From XML in 60 minutes a day. Wiley Tech Publishing. www.wiley.com/compbooks/60minutereading. ISBN 0-471-43254-1
The "sendmail Cookbook" by Craig Hunt provides step-by-step solutions for the administrator who needs to solve configuration problems quickly. Suppose you need to configure "sendmail to relay mail for your clients without creating an open relay that will he abused by spammers. A recipe in the Cookbook shows you how to do just that. No more wading through pages of dense documentation and tutorials to create a custom solution-just go directly to the recipe that addresses your specific problem.
The fact that the "sendmail Cookbook' provides quick answers to common problems is of critical importance to system administrators, says Hunt. "The one thing that most system administrators do not have enough of is time," he explains. "They're swamped with other work and have very little rime to devote to sendmail. This book is for the busy administrator who needs to solve a problem fast."
Each recipe in the "sendmail Cookbook" outlines a configuration problem, presents the configuration code that solves that problem, and then explains the code in detail. The discussion of the code is critical because it provides the insight administrators need to tweak the code for their own circumstances.
'Readers should understand that the recipes in this book are complete solutions The "sendmail Cookbook" begins with an overview of the configuration languages, offering a quick how-to for downloading and compiling the sendmail distribution This is followed with a baseline configuration recipe upon which many of the subsequent configurations, or recipes, in the book are based. Recipes in the following chapters stand on their own and offer solutions for properly configuring important sendmail functions such as:
--Delivering and forwarding mail
--Securing the mail transport "sendmail Cookbook" is more than just a new approach to discussing sendmail configuration. The book also provides lots of new material that doesn't get much coverage elsewhere-STARTTLS and AUTH are given entire chapters, and LDAP is covered in recipes throughout the book.
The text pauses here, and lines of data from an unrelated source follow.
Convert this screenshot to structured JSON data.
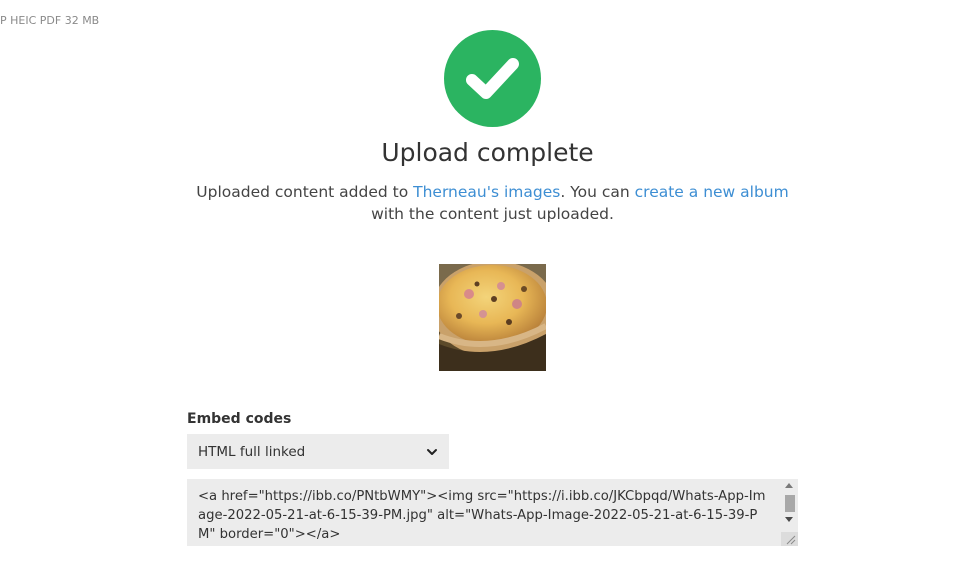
{
  "header": {
    "format_hint": "P HEIC PDF  32 MB"
  },
  "status": {
    "icon": "check-icon",
    "accent_color": "#2bb461",
    "title": "Upload complete"
  },
  "message": {
    "prefix": "Uploaded content added to ",
    "album_link": "Therneau's images",
    "middle": ". You can ",
    "create_link": "create a new album",
    "suffix": " with the content just uploaded.",
    "link_color": "#3d8ed3"
  },
  "thumbnail": {
    "subject": "pizza-photo"
  },
  "embed": {
    "label": "Embed codes",
    "selected_option": "HTML full linked",
    "code": "<a href=\"https://ibb.co/PNtbWMY\"><img src=\"https://i.ibb.co/JKCbpqd/Whats-App-Image-2022-05-21-at-6-15-39-PM.jpg\" alt=\"Whats-App-Image-2022-05-21-at-6-15-39-PM\" border=\"0\"></a>"
  }
}
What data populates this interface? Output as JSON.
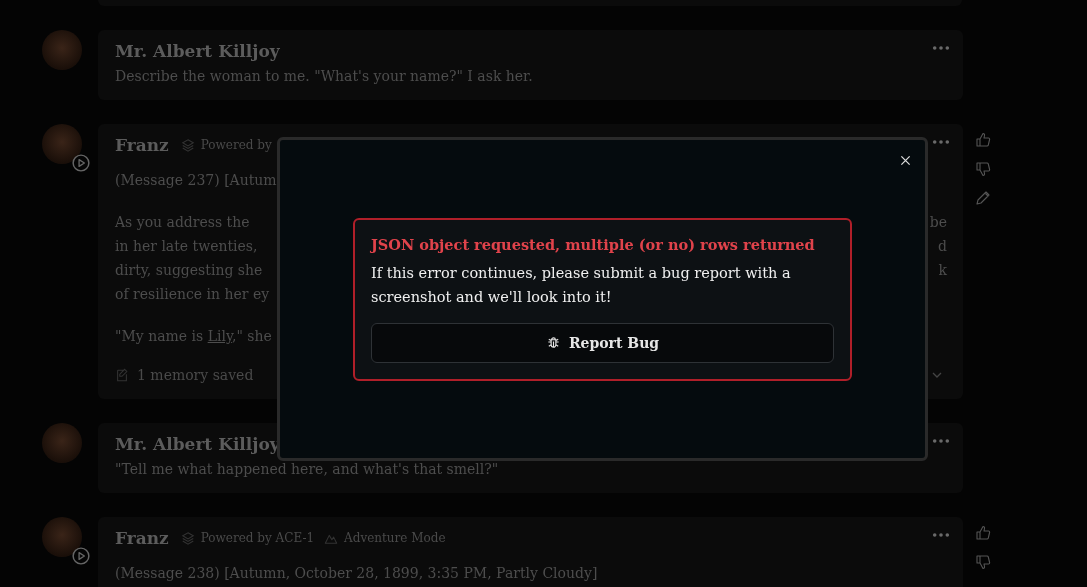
{
  "messages": [
    {
      "author": "Mr. Albert Killjoy",
      "paragraphs": [
        {
          "kind": "plain",
          "text": "Describe the woman to me. \"What's your name?\" I ask her."
        }
      ]
    },
    {
      "author": "Franz",
      "avatar_play": true,
      "badges": [
        {
          "kind": "model",
          "text": "Powered by"
        }
      ],
      "header_line": "(Message 237) [Autum",
      "paragraphs": [
        {
          "kind": "split",
          "lines": [
            {
              "left": "As you address the",
              "right": "be"
            },
            {
              "left": "in her late twenties,",
              "right": "d"
            },
            {
              "left": "dirty, suggesting she",
              "right": "k"
            },
            {
              "left": "of resilience in her ey"
            }
          ]
        },
        {
          "kind": "link",
          "before": "\"My name is ",
          "link": "Lily",
          "after": ",\" she"
        }
      ],
      "memory": {
        "text": "1 memory saved",
        "expandable": true
      },
      "rateable": true,
      "editable": true
    },
    {
      "author": "Mr. Albert Killjoy",
      "paragraphs": [
        {
          "kind": "plain",
          "text": "\"Tell me what happened here, and what's that smell?\""
        }
      ]
    },
    {
      "author": "Franz",
      "avatar_play": true,
      "badges": [
        {
          "kind": "model",
          "text": "Powered by ACE-1"
        },
        {
          "kind": "mode",
          "text": "Adventure Mode"
        }
      ],
      "header_line": "(Message 238) [Autumn, October 28, 1899, 3:35 PM, Partly Cloudy]",
      "rateable": true
    }
  ],
  "error_dialog": {
    "title": "JSON object requested, multiple (or no) rows returned",
    "message": "If this error continues, please submit a bug report with a screenshot and we'll look into it!",
    "button": "Report Bug"
  }
}
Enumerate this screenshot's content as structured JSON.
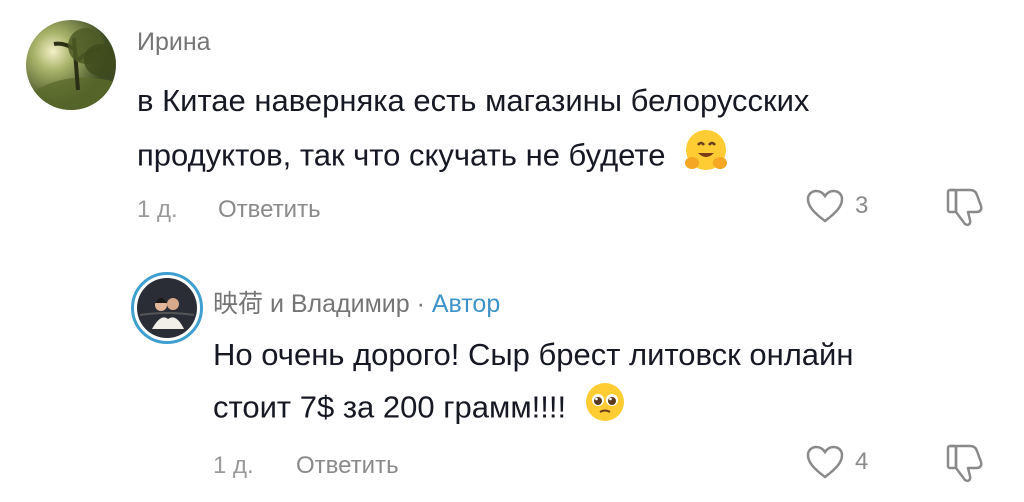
{
  "comments": [
    {
      "username": "Ирина",
      "text_line1": "в Китае наверняка есть магазины белорусских",
      "text_line2": "продуктов, так что скучать не будете",
      "emoji_icon": "hugging-face-emoji",
      "age": "1 д.",
      "reply_label": "Ответить",
      "likes": "3"
    },
    {
      "username_prefix": "映荷 и Владимир ·",
      "author_label": "Автор",
      "text_line1": "Но очень дорого! Сыр брест литовск онлайн",
      "text_line2": "стоит 7$ за 200 грамм!!!!",
      "emoji_icon": "pleading-face-emoji",
      "age": "1 д.",
      "reply_label": "Ответить",
      "likes": "4"
    }
  ],
  "colors": {
    "accent": "#3e93c8",
    "muted": "#9a9a9a",
    "text": "#161823"
  }
}
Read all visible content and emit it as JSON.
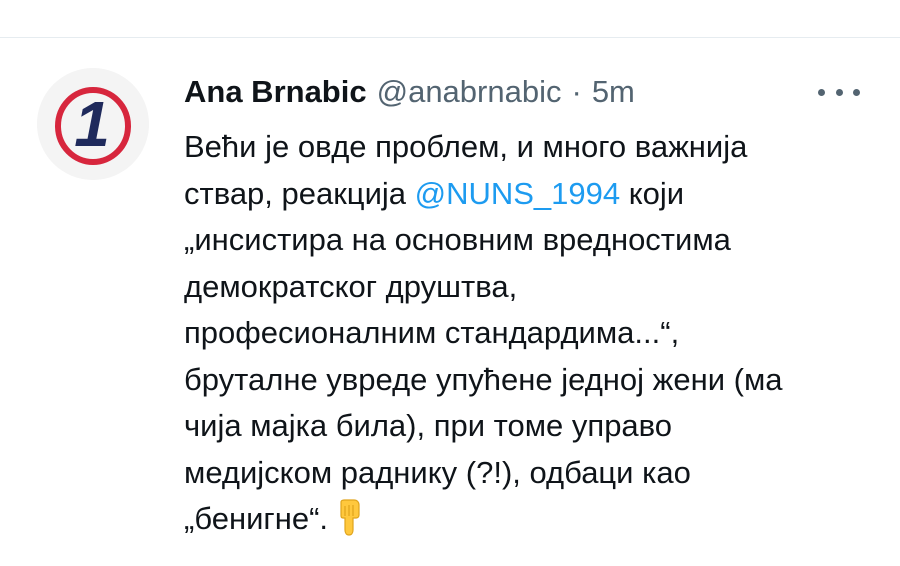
{
  "tweet": {
    "author": {
      "display_name": "Ana Brnabic",
      "handle": "@anabrnabic",
      "avatar_icon": "channel-1-logo-icon",
      "avatar_glyph": "1"
    },
    "separator": "·",
    "time": "5m",
    "more_icon": "more-options-icon",
    "body_lines": [
      {
        "text": "Већи је овде проблем, и много важнија"
      },
      {
        "before": "ствар, реакција ",
        "mention": "@NUNS_1994",
        "after": " који"
      },
      {
        "text": "„инсистира на основним вредностима"
      },
      {
        "text": "демократског друштва,"
      },
      {
        "text": "професионалним стандардима...“,"
      },
      {
        "text": "бруталне увреде упућене једној жени (ма"
      },
      {
        "text": "чија мајка била), при томе управо"
      },
      {
        "text": "медијском раднику (?!), одбаци као"
      },
      {
        "text": "„бенигне“."
      }
    ],
    "emoji": "backhand-index-pointing-down-icon"
  },
  "colors": {
    "text": "#0f1419",
    "secondary": "#536471",
    "link": "#1d9bf0",
    "avatar_red": "#d7263d",
    "avatar_navy": "#1f2a5c",
    "emoji_yellow": "#ffc83d"
  }
}
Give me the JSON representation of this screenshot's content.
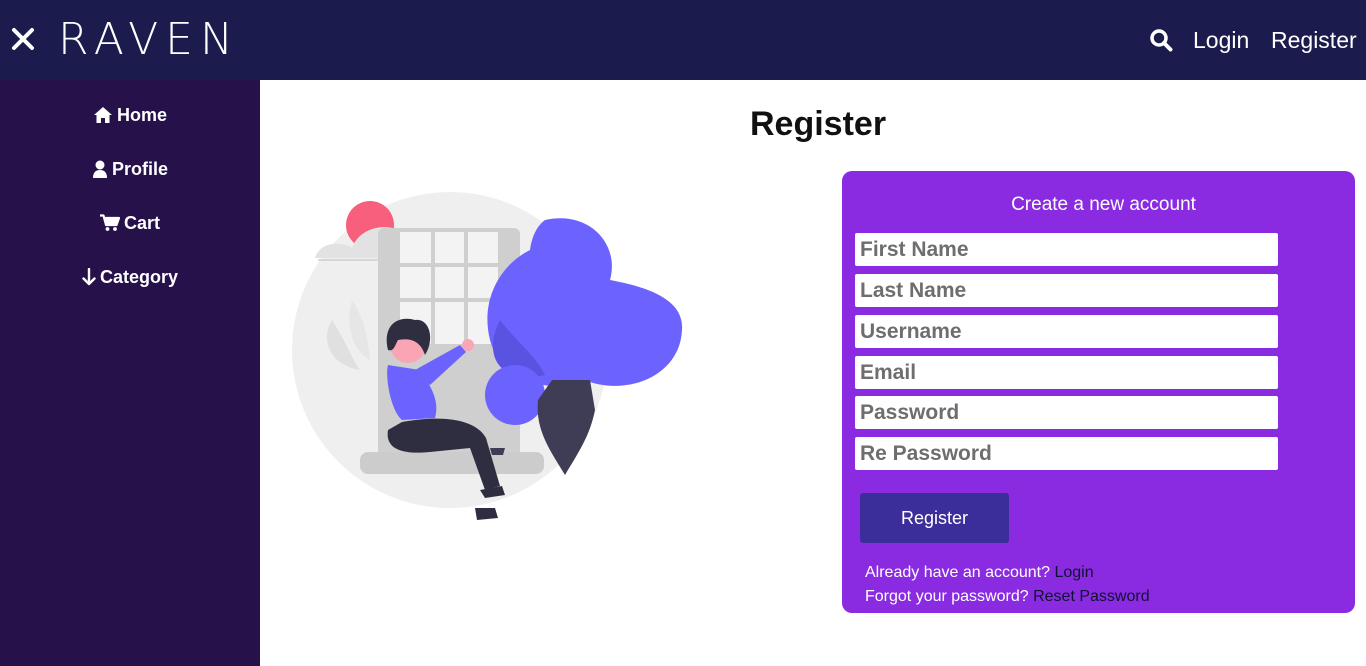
{
  "header": {
    "brand": "RAVEN",
    "nav": {
      "login": "Login",
      "register": "Register"
    },
    "icons": {
      "close": "close-icon",
      "search": "search-icon"
    },
    "color": "#1b1b4d"
  },
  "sidebar": {
    "color": "#26114b",
    "items": [
      {
        "label": "Home",
        "icon": "home-icon"
      },
      {
        "label": "Profile",
        "icon": "user-icon"
      },
      {
        "label": "Cart",
        "icon": "cart-icon"
      },
      {
        "label": "Category",
        "icon": "arrow-down-icon"
      }
    ]
  },
  "main": {
    "title": "Register",
    "form": {
      "heading": "Create a new account",
      "fields": {
        "first_name": "First Name",
        "last_name": "Last Name",
        "username": "Username",
        "email": "Email",
        "password": "Password",
        "re_password": "Re Password"
      },
      "submit_label": "Register",
      "login_prompt": "Already have an account?",
      "login_link": "Login",
      "reset_prompt": "Forgot your password?",
      "reset_link": "Reset Password",
      "card_color": "#8a2be2",
      "button_color": "#3b2d9a"
    }
  }
}
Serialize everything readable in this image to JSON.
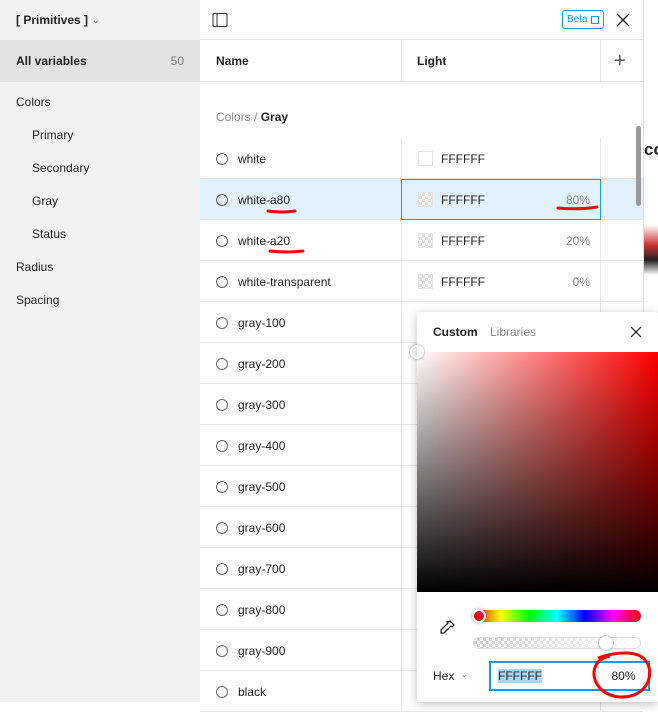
{
  "sidebar": {
    "collection": "[ Primitives ]",
    "all_label": "All variables",
    "all_count": "50",
    "groups": [
      {
        "label": "Colors"
      },
      {
        "label": "Primary"
      },
      {
        "label": "Secondary"
      },
      {
        "label": "Gray"
      },
      {
        "label": "Status"
      },
      {
        "label": "Radius"
      },
      {
        "label": "Spacing"
      }
    ]
  },
  "header": {
    "beta": "Beta"
  },
  "columns": {
    "name": "Name",
    "mode": "Light"
  },
  "breadcrumb": {
    "parent": "Colors",
    "sep": "/",
    "current": "Gray"
  },
  "rows": [
    {
      "name": "white",
      "hex": "FFFFFF",
      "pct": ""
    },
    {
      "name": "white-a80",
      "hex": "FFFFFF",
      "pct": "80%"
    },
    {
      "name": "white-a20",
      "hex": "FFFFFF",
      "pct": "20%"
    },
    {
      "name": "white-transparent",
      "hex": "FFFFFF",
      "pct": "0%"
    },
    {
      "name": "gray-100"
    },
    {
      "name": "gray-200"
    },
    {
      "name": "gray-300"
    },
    {
      "name": "gray-400"
    },
    {
      "name": "gray-500"
    },
    {
      "name": "gray-600"
    },
    {
      "name": "gray-700"
    },
    {
      "name": "gray-800"
    },
    {
      "name": "gray-900"
    },
    {
      "name": "black"
    }
  ],
  "picker": {
    "tab_custom": "Custom",
    "tab_libraries": "Libraries",
    "format": "Hex",
    "hex": "FFFFFF",
    "opacity": "80%",
    "alpha": 0.8
  },
  "canvas": {
    "text": "co"
  },
  "colors": {
    "accent": "#0d99ff",
    "annotation": "#ff0000"
  }
}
'Learning XSLT", Michael Fitzgerald
"Learning XSLT helps developers find a clear path into this technology by explaining XSLT in detail, while realising that much of XSLT isn't obvious, even to experienced programmers. Readers will explore a broad range of XSLT features, from simple templates to the more obscure comers of the technology, practising the techniques along the way. The book is rich with hands-on examples to help readers begin doing useful work with XSLT the same day they start reading it.
The focus of 'Learning XSLT' is getting readers up to speed quickly. The book contains little reference material. For that, Fitzgerald recommends O'Reilly's "XSLT" by Doug Tidwell. As Fitzgerald explains, 'Learning XSLT' will get readers off to a running start. It's not bogged down in getting all the excruciating details right-it's all about getting XSLT to do stuff immediately. It will be hard for a reader hOt to feel successful in the first chapter.
"Learning XSLT" moves smoothly from the simple to the complex illustrating all aspects of XSLT 1.0 through step-by step examples. Thorough in its coverage of the language, the book makes few assumptions about what readers may already know. The book covers XSLTs template-based syntax how XSLT templates work with each other, and XSLT variables. "Learning XSLT" also explains how the XML Path Language (XPath) is used by XSLT and provides a glimpse of what the future holds for XSLT 2.0 and XPath 2.0. The ability to transform one XML vocabulary to another is fundamental to exploiting the power of XML. 'Learning XSLT" is a carefully paced, bands-on introduction to the technology that will have readers understanding and using XSLT in no time, even if it's their first
|Printer friendly Cite/link Email Feedback|
|Date:||Jan 1, 2004|
|Previous Article:||Getting started with JAVA.|
|Next Article:||Grokker-new search, find, and display system.|